Foster is a more interesting choice. While clearly capable of playing psycho (3:10 to Yuma, 30 Days of Night), he is asked here to moderate said craziness with an underlying sadness. We sense a real loss when Steve’s father dies, even if Foster tries to play it off with drunken black sheep bravado. As he learns his new trade, however, our grieving young man seems to tap into a rage burning so brightly it wants to blind us. Make no mistake about it - Foster is more than able to match Statham’s gym bag. During a scene against a much taller, bigger built opponent, Steve is like a deadly spider monkey: tossed around at random, but always coming back with claws bared, eager for blood.
All West has to do is keep the pacing brisk and the asides limited and The Mechanic zings. Luckily, he follows that prescription. The first 20 minutes play out like George Clooney’s recent The American, lots of shots of a thoughtful Bishop contemplating his place in the criminal world. But once we get past the meditations and the meaningful conversation, the movie takes off and barely lets up. The script follows much of the 1972 storyline, updating and reconfiguring certain aspects to make it more contemporary. There is also none of the somnambulist slack of the Bronson bore. Michael Winner’s original wanted to be a more morose experience. Simon West is selling stuntwork, and for the most part, we buy it.
If there is one problem with The Mechanic, it comes from outside the movie itself. For months now, the trailer and tidbit clips have been circulating the media, making the movie out to be a high octane thrill ride (which it mostly is). On the other hand, said ads have also given away nearly 90% of the action beats in the film. The underwater attack? It’s there. The car crashing into the bus? Ditto. Statham free falling from the top of a skyscraper? Yep…and so on. There are no real surprises. Like a horror film giving away every single kill and/or false scare, offering up the main mayhem in The Mechanic as part of a drive to get butts in the seats will leave some feeling frisked. Most, on the other hand, will tap into the energy, all recognizability aside.

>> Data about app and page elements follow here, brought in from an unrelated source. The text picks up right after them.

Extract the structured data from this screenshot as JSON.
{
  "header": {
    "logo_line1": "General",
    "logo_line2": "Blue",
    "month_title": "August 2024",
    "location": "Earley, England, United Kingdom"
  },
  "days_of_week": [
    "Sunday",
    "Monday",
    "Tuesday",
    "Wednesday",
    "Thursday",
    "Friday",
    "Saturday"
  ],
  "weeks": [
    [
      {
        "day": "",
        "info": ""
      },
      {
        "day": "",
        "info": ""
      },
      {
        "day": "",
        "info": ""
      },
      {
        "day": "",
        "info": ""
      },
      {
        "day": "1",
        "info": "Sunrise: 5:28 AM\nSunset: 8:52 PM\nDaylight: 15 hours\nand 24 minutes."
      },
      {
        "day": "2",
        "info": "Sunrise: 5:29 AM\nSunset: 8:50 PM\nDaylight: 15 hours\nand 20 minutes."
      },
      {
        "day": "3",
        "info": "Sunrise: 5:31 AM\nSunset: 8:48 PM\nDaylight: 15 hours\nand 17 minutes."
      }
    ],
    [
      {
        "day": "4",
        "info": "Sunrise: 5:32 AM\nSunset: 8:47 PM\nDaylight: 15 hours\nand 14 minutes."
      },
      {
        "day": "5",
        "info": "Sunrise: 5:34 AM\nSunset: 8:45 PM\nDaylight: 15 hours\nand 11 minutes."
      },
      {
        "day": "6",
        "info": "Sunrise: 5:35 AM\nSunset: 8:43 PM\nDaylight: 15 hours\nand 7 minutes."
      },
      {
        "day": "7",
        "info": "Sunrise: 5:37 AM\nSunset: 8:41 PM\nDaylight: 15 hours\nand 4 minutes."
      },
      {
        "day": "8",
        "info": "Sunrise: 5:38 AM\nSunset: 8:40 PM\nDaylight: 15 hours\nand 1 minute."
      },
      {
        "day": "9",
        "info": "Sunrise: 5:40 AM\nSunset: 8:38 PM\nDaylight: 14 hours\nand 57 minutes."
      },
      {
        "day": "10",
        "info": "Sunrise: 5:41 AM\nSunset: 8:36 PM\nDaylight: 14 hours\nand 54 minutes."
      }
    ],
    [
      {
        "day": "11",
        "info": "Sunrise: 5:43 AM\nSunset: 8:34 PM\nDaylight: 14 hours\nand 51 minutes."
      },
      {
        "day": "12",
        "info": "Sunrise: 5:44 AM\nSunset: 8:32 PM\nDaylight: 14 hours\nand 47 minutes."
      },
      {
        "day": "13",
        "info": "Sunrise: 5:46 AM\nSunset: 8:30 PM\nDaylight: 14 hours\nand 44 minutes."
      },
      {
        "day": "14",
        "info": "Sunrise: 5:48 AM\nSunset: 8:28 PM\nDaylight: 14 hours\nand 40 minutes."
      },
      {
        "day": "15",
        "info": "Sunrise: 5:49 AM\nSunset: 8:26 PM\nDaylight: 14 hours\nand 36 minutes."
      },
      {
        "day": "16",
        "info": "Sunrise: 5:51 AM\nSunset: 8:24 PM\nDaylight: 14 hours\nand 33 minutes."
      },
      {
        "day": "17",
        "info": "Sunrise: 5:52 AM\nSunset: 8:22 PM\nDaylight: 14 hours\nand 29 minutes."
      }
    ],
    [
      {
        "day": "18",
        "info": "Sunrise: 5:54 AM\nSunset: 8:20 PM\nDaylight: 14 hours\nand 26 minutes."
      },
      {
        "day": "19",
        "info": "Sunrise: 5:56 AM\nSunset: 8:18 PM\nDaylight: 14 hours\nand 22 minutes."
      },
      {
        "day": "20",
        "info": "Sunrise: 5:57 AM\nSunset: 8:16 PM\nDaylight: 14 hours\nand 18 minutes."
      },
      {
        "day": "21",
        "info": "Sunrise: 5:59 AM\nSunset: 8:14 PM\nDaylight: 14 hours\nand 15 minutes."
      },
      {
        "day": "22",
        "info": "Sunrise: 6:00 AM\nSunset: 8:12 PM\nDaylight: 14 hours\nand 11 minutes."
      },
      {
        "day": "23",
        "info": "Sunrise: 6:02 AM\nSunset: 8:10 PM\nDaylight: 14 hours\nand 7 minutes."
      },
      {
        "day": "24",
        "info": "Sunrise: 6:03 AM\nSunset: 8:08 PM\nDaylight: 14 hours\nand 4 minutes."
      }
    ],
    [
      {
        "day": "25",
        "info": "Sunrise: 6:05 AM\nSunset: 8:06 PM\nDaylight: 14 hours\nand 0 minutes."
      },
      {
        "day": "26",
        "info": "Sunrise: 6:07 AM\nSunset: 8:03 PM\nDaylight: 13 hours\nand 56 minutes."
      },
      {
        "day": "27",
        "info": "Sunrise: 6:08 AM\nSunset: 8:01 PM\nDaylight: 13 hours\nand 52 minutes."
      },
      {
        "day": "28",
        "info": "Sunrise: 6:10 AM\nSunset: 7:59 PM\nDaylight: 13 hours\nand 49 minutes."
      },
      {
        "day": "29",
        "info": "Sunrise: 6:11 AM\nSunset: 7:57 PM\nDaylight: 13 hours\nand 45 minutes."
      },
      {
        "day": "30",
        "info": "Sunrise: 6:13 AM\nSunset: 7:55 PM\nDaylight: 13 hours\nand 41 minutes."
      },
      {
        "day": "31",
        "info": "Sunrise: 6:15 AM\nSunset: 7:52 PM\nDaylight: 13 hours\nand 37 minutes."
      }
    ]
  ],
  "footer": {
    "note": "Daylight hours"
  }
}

That’s because Statham and Foster find a perfect balance between ripped and ridiculous here, always making even the most impossible scenario appear plausible and plot-worthy. Granted, these are hollow men making unholy decisions for the sake of a dollar and we never quite figure out why this massive corporate institution situated in a lovely Louisiana high rise wants so many members of the world community DOA, but then that’s the way The Mechanic makes its case. Sure, we’ve seen the whole “criminal caught in a moral crisis” before. Luckily, this time around, everyone ignores the ethos and just kicks ass. Oddly enough, things seem to work out better because of it.

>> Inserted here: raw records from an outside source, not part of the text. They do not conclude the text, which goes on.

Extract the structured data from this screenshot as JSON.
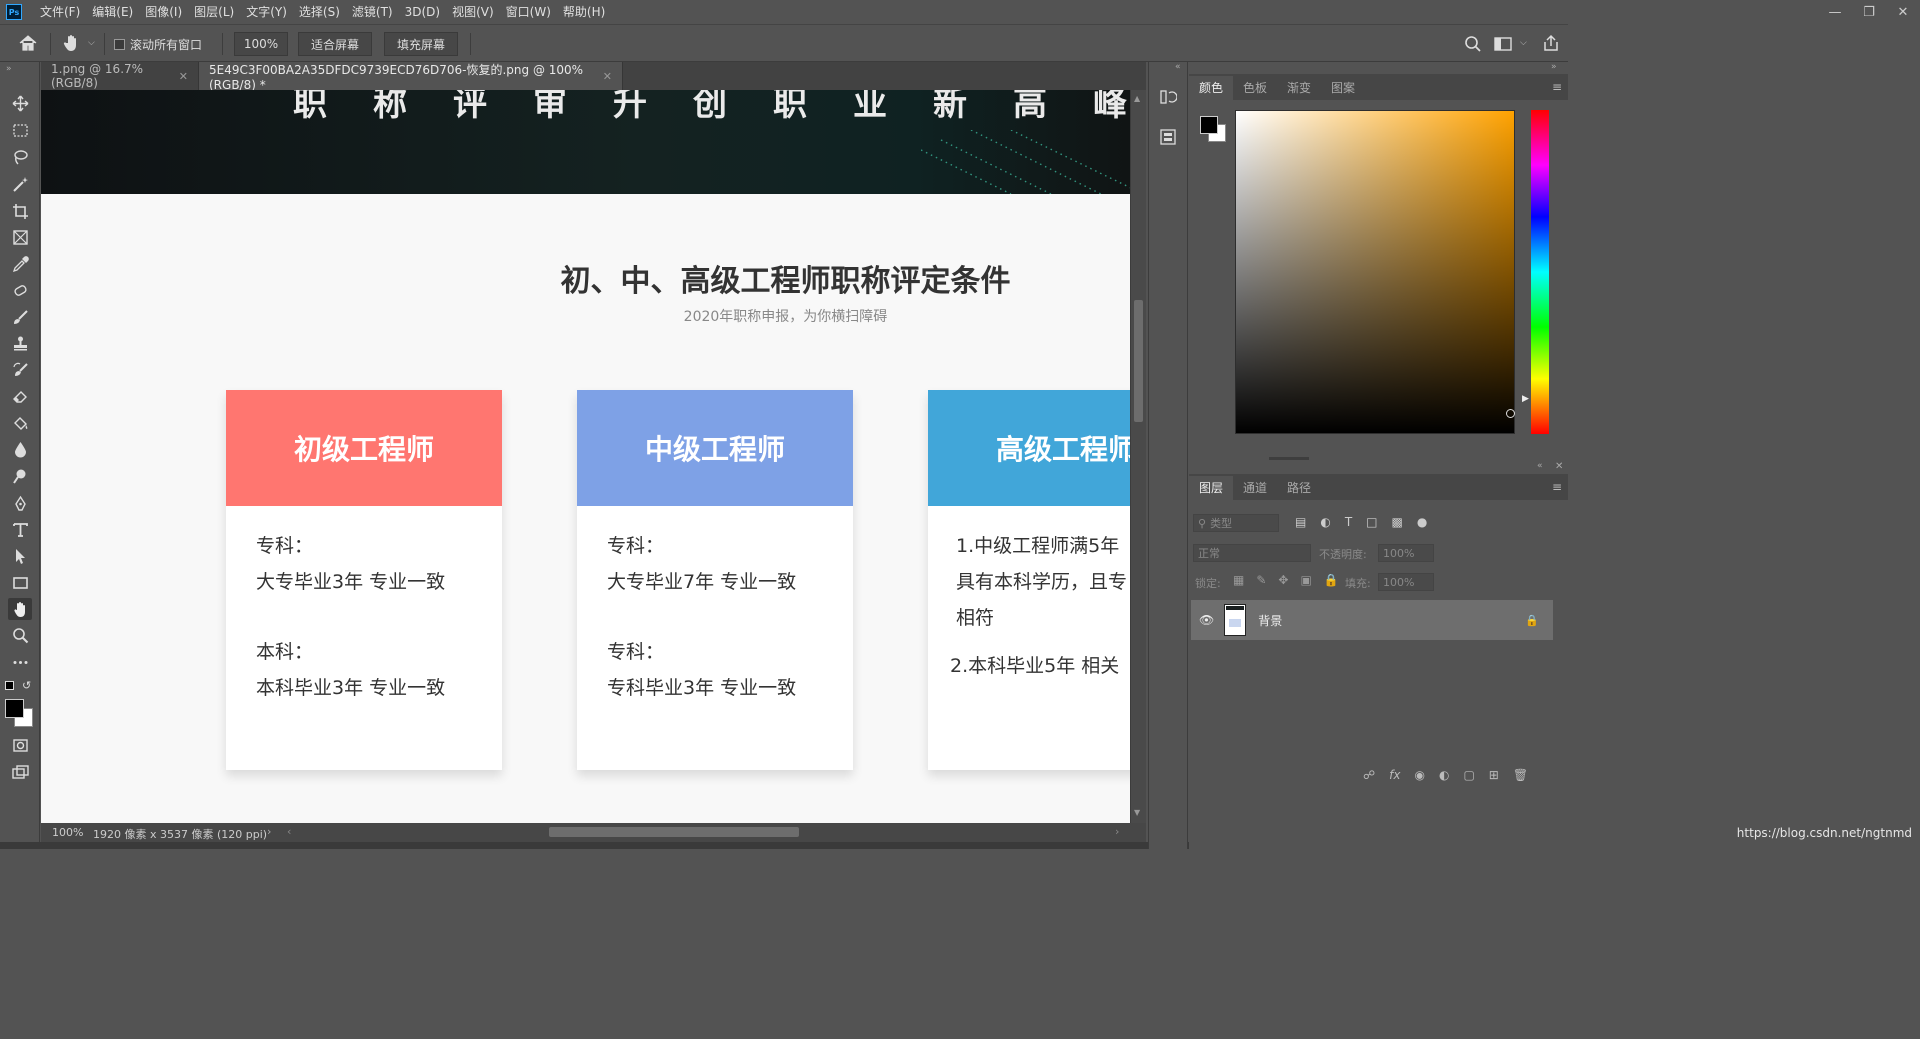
{
  "app": {
    "menus": [
      "文件(F)",
      "编辑(E)",
      "图像(I)",
      "图层(L)",
      "文字(Y)",
      "选择(S)",
      "滤镜(T)",
      "3D(D)",
      "视图(V)",
      "窗口(W)",
      "帮助(H)"
    ]
  },
  "options": {
    "scroll_all_label": "滚动所有窗口",
    "zoom_value": "100%",
    "fit_screen_label": "适合屏幕",
    "fill_screen_label": "填充屏幕"
  },
  "tabs": [
    {
      "label": "1.png @ 16.7%(RGB/8)"
    },
    {
      "label": "5E49C3F00BA2A35DFDC9739ECD76D706-恢复的.png @ 100%(RGB/8) *"
    }
  ],
  "canvas": {
    "banner_text": "职称评审升创职业新高峰",
    "title": "初、中、高级工程师职称评定条件",
    "subtitle": "2020年职称申报，为你横扫障碍",
    "cards": [
      {
        "header": "初级工程师",
        "color": "#ff7670",
        "lines": [
          "专科：",
          "大专毕业3年 专业一致",
          "",
          "本科：",
          "本科毕业3年 专业一致"
        ]
      },
      {
        "header": "中级工程师",
        "color": "#7ea1e6",
        "lines": [
          "专科：",
          "大专毕业7年 专业一致",
          "",
          "专科：",
          "专科毕业3年 专业一致"
        ]
      },
      {
        "header": "高级工程师",
        "color": "#41a6d9",
        "lines": [
          "1.中级工程师满5年",
          "具有本科学历，且专",
          "相符",
          "",
          "2.本科毕业5年 相关"
        ]
      }
    ]
  },
  "status": {
    "zoom": "100%",
    "doc_info": "1920 像素 x 3537 像素 (120 ppi)"
  },
  "color_panel": {
    "tabs": [
      "颜色",
      "色板",
      "渐变",
      "图案"
    ],
    "foreground": "#000000",
    "background": "#ffffff"
  },
  "layers_panel": {
    "tabs": [
      "图层",
      "通道",
      "路径"
    ],
    "filter_placeholder": "类型",
    "blend_mode": "正常",
    "opacity_label": "不透明度:",
    "opacity_value": "100%",
    "lock_label": "锁定:",
    "fill_label": "填充:",
    "fill_value": "100%",
    "layers": [
      {
        "name": "背景",
        "visible": true,
        "locked": true
      }
    ]
  },
  "watermark": "https://blog.csdn.net/ngtnmd"
}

// Moving Pixels
"It's easy to dismiss blood and violence as salacious without considering why it is there, what its context is, and what it might communicate.READ the article